It has become a platitude amongst philosophical decision theorists and philosophers of the social sciences that decision theory is and should be in the business of providing folk psychological explanations, and that it can only do so if we understand the preferences that feature in decision theoretic models as ascriptions of mental states not reducible to choice. This stands in stark contrast to the behavioural interpretations of preference still common in economics. This paper argues that even those who strive to provide folk psychological explanations should side with the economists, and adopt a behavioural interpretation of the preferences featuring in decision theoretic models. I argue first, that under a mentalistic interpretation of preference, decision theoretic models involve controversial enough commitments about the mental causes of choice to not only fail to capture much unreflective decision-making, but also many intentional, reason-based and instrumentally rational choices. Second, even in the cases where ascriptions of mentalistic preferences of the type presupposed by these models are warranted, the mentalistic interpretation of preference in fact does not have an advantage over the behavioural interpretation when it comes to giving folk psychological explanations after all: In both cases, satisfactory folk psychological explanation only comes from inferring more fundamental conative attitudes from a pattern of preferences. And thirdly, in fact, the behavioural interpretation can support folk psychological explanations with the help of decision theoretic models even in the class of cases where the mentalistic interpretation of preference would render decision theory inapplicable.

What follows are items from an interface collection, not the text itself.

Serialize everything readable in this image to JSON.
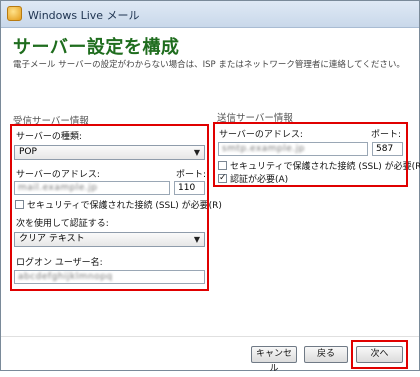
{
  "window": {
    "title": "Windows Live メール"
  },
  "page": {
    "heading": "サーバー設定を構成",
    "description": "電子メール サーバーの設定がわからない場合は、ISP またはネットワーク管理者に連絡してください。"
  },
  "incoming": {
    "section_title": "受信サーバー情報",
    "server_type_label": "サーバーの種類:",
    "server_type_value": "POP",
    "server_address_label": "サーバーのアドレス:",
    "server_address_value": "mail.example.jp",
    "port_label": "ポート:",
    "port_value": "110",
    "ssl_label": "セキュリティで保護された接続 (SSL) が必要(R)",
    "ssl_checked": false,
    "auth_label": "次を使用して認証する:",
    "auth_value": "クリア テキスト",
    "logon_label": "ログオン ユーザー名:",
    "logon_value": "abcdefghijklmnopq"
  },
  "outgoing": {
    "section_title": "送信サーバー情報",
    "server_address_label": "サーバーのアドレス:",
    "server_address_value": "smtp.example.jp",
    "port_label": "ポート:",
    "port_value": "587",
    "ssl_label": "セキュリティで保護された接続 (SSL) が必要(R)",
    "ssl_checked": false,
    "auth_required_label": "認証が必要(A)",
    "auth_required_checked": true
  },
  "buttons": {
    "cancel": "キャンセル",
    "back": "戻る",
    "next": "次へ"
  },
  "colors": {
    "heading": "#1f6d1e",
    "highlight": "#e00000"
  }
}
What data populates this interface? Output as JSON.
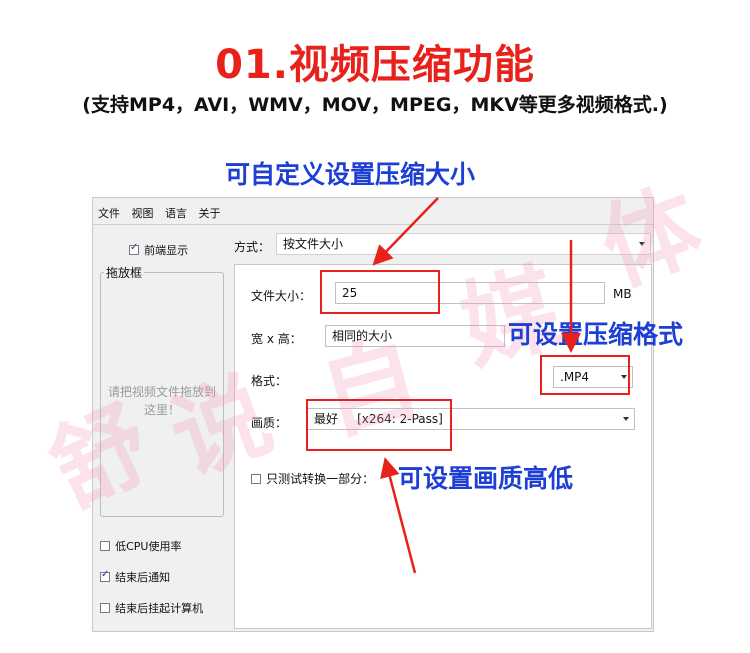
{
  "headline": "01.视频压缩功能",
  "subline": "(支持MP4，AVI，WMV，MOV，MPEG，MKV等更多视频格式.)",
  "watermark": [
    "舒",
    "说",
    "自",
    "媒",
    "体"
  ],
  "callouts": {
    "size": "可自定义设置压缩大小",
    "format": "可设置压缩格式",
    "quality": "可设置画质高低"
  },
  "menu": [
    "文件",
    "视图",
    "语言",
    "关于"
  ],
  "left_panel": {
    "front_display": "前端显示",
    "dropbox_title": "拖放框",
    "drop_hint": "请把视频文件拖放到这里！",
    "low_cpu": "低CPU使用率",
    "notify_done": "结束后通知",
    "shutdown_done": "结束后挂起计算机"
  },
  "mode": {
    "label": "方式：",
    "value": "按文件大小"
  },
  "form": {
    "size_label": "文件大小：",
    "size_value": "25",
    "size_unit": "MB",
    "dims_label": "宽 x 高：",
    "dims_value": "相同的大小",
    "format_label": "格式：",
    "format_value": ".MP4",
    "quality_label": "画质：",
    "quality_value": "最好     [x264: 2-Pass]",
    "test_part": "只测试转换一部分："
  },
  "colors": {
    "accent_red": "#e8211b",
    "callout_blue": "#1e3fd4"
  }
}
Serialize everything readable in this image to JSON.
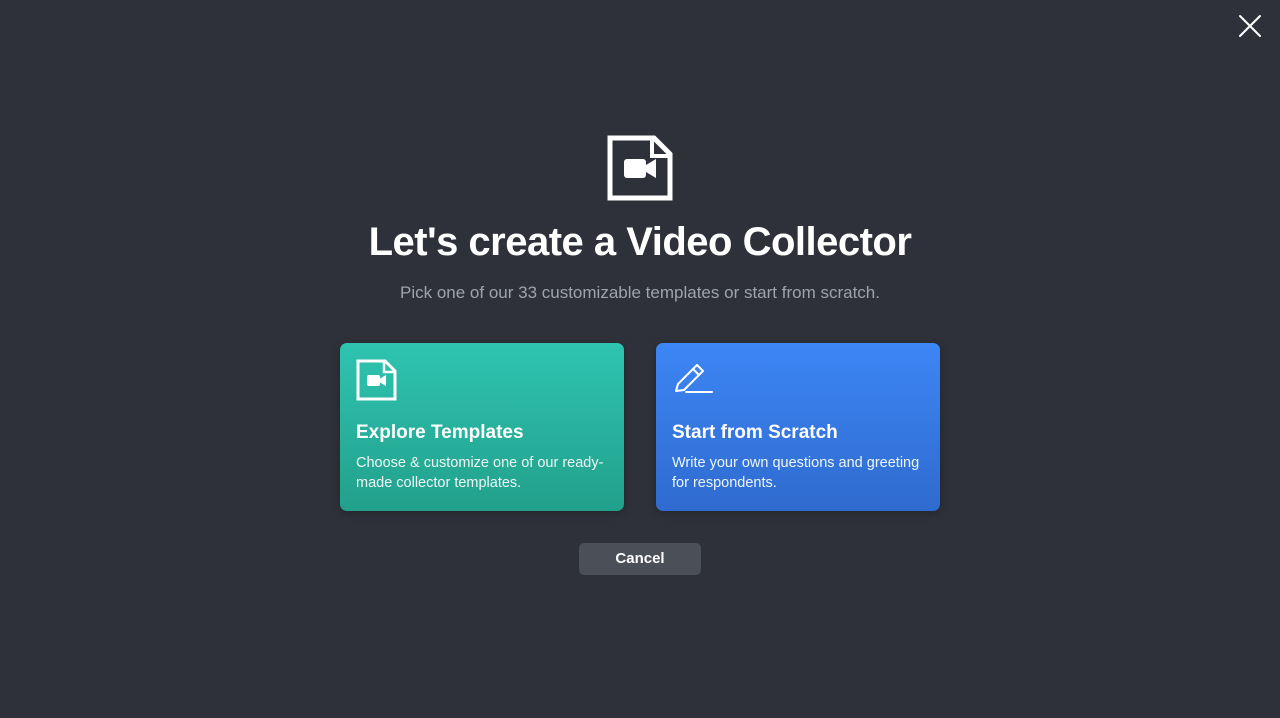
{
  "dialog": {
    "close_icon": "close-icon",
    "hero_icon": "video-file-icon",
    "title": "Let's create a Video Collector",
    "subtitle": "Pick one of our 33 customizable templates or start from scratch."
  },
  "options": [
    {
      "icon": "video-file-icon",
      "title": "Explore Templates",
      "description": "Choose & customize one of our ready-made collector templates.",
      "color_top": "#2ec4b0",
      "color_bottom": "#22a08c"
    },
    {
      "icon": "pencil-icon",
      "title": "Start from Scratch",
      "description": "Write your own questions and greeting for respondents.",
      "color_top": "#3d86f5",
      "color_bottom": "#2f6bcf"
    }
  ],
  "actions": {
    "cancel_label": "Cancel"
  },
  "colors": {
    "background": "#2e3139",
    "subtitle_text": "#9fa3ab",
    "cancel_button": "#4b4f58"
  }
}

Kate Vredenburgh, “An Interventionist Defense of Hypothetical Revealed Preferences”
Revealed preference approaches face a number of seemingly devastating challenges. This paper discusses one such challenge, namely, that revealed preferences cannot causally explain an agent’s choice behavior. Using an example from Schelling (1971), this paper argues that not only can revealed preferences explain an agent’s choices, but they sometimes do so better than explanations that represent psychological preferences. Since revealed preferences are multiply realizable, they are more abstract, and hence, better.